After that, her new career took off. She set up forensicgenealogy.info, which now gets hundreds of hits a day, and began tracking down missing heirs and owners for an international investment company that specialized in unclaimed property. She wrote a column for Ancestry magazine, as well as articles for Family Chronicle and Games, and created a weekly forensic photo puzzle for her Web site. She launched a second site, identifinders.com, to promote her business of tracking down missing persons. Her book went into a second and then a third printing, and she wrote and published two more, one of which was funded by a DNA-testing company. She accepted invitations to speak at science, history and genealogy conferences and gradually patched together a living from book sales, speeches and the unclaimed-property work.
The process of tracking down a person’s identity is like being caught in a “tractor beam,” she says. “I’m compelled, almost addicted to it. I pick up the thread, and I’ve got to follow it.” By 2007 she had tracked down more than 80 people around the globe who owned unclaimed property, and had helped identify the remains of the Unknown Child of the Titanic, a 19-month-old boy whose body was recovered from the sunken ship.

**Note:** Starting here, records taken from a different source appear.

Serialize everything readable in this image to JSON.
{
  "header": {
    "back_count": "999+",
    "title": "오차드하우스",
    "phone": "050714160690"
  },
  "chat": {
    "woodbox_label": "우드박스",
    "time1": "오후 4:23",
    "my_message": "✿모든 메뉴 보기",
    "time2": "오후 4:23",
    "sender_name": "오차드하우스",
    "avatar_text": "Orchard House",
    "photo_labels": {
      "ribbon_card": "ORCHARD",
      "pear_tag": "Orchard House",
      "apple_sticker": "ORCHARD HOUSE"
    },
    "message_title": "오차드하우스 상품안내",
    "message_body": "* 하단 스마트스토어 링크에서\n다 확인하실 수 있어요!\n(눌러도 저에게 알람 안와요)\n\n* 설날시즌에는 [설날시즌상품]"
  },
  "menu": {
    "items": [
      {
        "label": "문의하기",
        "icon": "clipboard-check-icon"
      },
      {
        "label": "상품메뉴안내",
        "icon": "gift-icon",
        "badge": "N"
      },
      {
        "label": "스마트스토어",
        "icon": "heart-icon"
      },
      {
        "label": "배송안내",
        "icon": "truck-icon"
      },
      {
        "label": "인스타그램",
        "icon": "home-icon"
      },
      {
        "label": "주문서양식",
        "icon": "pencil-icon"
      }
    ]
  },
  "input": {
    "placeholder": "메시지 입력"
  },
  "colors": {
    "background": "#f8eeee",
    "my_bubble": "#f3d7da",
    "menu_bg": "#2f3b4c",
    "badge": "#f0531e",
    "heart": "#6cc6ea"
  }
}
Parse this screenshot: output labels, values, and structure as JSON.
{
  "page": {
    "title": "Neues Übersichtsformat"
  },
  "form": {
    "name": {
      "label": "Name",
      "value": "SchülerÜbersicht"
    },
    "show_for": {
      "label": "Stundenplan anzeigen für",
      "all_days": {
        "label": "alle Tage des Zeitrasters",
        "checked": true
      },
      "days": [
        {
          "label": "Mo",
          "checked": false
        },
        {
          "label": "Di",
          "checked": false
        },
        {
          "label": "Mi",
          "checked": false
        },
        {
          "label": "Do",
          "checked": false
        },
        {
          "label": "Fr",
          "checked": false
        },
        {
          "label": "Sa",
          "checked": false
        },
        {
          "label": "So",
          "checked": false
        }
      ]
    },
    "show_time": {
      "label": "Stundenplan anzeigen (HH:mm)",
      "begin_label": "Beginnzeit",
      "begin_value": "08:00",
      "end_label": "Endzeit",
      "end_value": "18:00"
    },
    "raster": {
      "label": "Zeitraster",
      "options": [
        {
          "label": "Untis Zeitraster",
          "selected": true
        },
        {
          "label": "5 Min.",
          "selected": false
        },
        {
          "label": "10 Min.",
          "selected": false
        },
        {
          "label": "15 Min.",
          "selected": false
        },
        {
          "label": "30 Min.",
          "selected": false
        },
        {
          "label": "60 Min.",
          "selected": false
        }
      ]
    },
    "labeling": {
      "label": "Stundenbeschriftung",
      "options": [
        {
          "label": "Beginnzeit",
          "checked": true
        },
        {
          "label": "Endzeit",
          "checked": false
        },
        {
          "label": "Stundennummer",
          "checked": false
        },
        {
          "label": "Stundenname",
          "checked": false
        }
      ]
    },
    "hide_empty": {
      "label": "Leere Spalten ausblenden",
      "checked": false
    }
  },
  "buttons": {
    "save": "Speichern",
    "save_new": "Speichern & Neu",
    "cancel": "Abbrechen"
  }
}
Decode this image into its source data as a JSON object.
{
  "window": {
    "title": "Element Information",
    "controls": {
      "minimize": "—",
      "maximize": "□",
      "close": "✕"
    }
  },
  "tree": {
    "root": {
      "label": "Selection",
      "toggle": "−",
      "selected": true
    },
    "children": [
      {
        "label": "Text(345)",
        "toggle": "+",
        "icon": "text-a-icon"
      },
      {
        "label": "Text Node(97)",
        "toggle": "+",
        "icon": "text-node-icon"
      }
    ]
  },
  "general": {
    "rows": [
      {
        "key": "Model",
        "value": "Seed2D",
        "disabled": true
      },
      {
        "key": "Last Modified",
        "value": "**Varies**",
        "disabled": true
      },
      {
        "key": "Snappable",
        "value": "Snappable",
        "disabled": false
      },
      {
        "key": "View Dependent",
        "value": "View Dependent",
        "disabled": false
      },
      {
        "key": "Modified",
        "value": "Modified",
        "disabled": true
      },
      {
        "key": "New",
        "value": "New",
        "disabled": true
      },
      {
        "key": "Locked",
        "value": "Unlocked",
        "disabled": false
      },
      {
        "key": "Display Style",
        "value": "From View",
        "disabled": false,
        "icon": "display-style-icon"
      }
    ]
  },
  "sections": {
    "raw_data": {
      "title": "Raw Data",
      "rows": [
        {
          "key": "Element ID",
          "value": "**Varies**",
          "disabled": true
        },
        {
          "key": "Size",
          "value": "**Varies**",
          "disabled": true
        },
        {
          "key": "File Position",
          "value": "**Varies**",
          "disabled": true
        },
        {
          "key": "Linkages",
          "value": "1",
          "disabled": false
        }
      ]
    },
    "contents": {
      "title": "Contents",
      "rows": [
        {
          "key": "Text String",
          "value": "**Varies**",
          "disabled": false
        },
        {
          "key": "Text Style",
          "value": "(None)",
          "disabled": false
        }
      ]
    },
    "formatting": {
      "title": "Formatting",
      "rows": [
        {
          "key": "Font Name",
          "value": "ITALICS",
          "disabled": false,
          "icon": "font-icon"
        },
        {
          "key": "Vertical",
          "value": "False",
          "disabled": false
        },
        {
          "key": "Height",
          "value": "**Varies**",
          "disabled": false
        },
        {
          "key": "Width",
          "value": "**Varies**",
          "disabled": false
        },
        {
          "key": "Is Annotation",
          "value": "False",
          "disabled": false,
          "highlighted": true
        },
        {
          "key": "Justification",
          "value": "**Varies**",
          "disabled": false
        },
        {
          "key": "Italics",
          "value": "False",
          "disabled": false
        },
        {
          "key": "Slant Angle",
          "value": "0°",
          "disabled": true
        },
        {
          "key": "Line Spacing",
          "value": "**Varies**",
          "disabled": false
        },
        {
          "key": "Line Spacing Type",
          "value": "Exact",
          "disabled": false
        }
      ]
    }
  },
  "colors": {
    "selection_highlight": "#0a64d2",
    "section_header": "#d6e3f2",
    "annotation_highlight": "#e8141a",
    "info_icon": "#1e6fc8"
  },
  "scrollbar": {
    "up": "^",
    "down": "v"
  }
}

But nothing proved to be as challenging as the Arm in the Snow case.
The Armed Forces lab had access to the DNA sample from the frozen limb, but DNA means nothing unless you can compare it with a living relative’s. So Fitzpatrick worked with other scientists to track down as many descendants of the victims of the Northwest Airlines flight as possible. Independent fingerprint experts also worked on the case, and six months later, the team had eliminated 28 of the 30 people on board the doomed plane. That meant the arm could have belonged to either of two remaining passengers. One of them was Frank Van Zandt, a merchant mariner from Bennington, Vermont.
“I turned over every piece of paper in the state of Vermont,” Fitzpatrick recalls. “I checked census records, obituaries, newspaper stories. I looked up city directories in Bennington-Arlington. I called all the churches, searching for marriage records, burial records, baptismal registries, First Communions.”
Then she found a marriage certificate for Van Zandt’s brother, which said his mother, Margaret Conway, was born in 1876 in “Timerick,” Ireland. Figuring this referred to Limerick, Fitzpatrick pored over the Irish birth registration and found records for all the Margaret Conways born from 1872 to 1876. Still nothing.
In bed at night, she kept going over it in her mind: Where is this woman?
Like any good detective, Fitzpatrick relies on intuition as well as shoe leather. After weeks of dead ends, she suddenly had a hunch: What if Conway had lied about her age? Checking earlier dates, she finally found a birth record for a Margaret Conway born in 1871 to John Conway and Ellen Drum.
The name Drum was extinct in the areas around Limerick, so Fitzpatrick started calling Conways, asking, “Are you related to a family named Drum?” Scores of calls later, she telephoned an elderly machine oiler named Maurice Conway in the village of Askeaton.
“I’m trying to identify the remains of a serviceman . . . ” This time there was silence on the line. Then Conway’s voice replied in a thick Irish accent, “Could you call me back tomorrow?” The next day, the man told her that the Conway cemetery was across from his house and that he’d found a tombstone there dedicated by John Conway to the memory of his wife, Ellen. “The family information on the stone matched everything we knew about the Conways,” says Fitzpatrick. Ellen was Maurice’s great-great-grandmother’s sister. She was also Frank Van Zandt’s grandmother.
“Maurice,” Fitzpatrick said with a sigh, “I’ve been looking for you all over the world.”
A few weeks later, a DNA test on Maurice Conway confirmed the link. The arm belonged to Van Zandt. Fitzpatrick cries when she tells the story. “Frank Van Zandt was a serviceman, a real hero,” she says.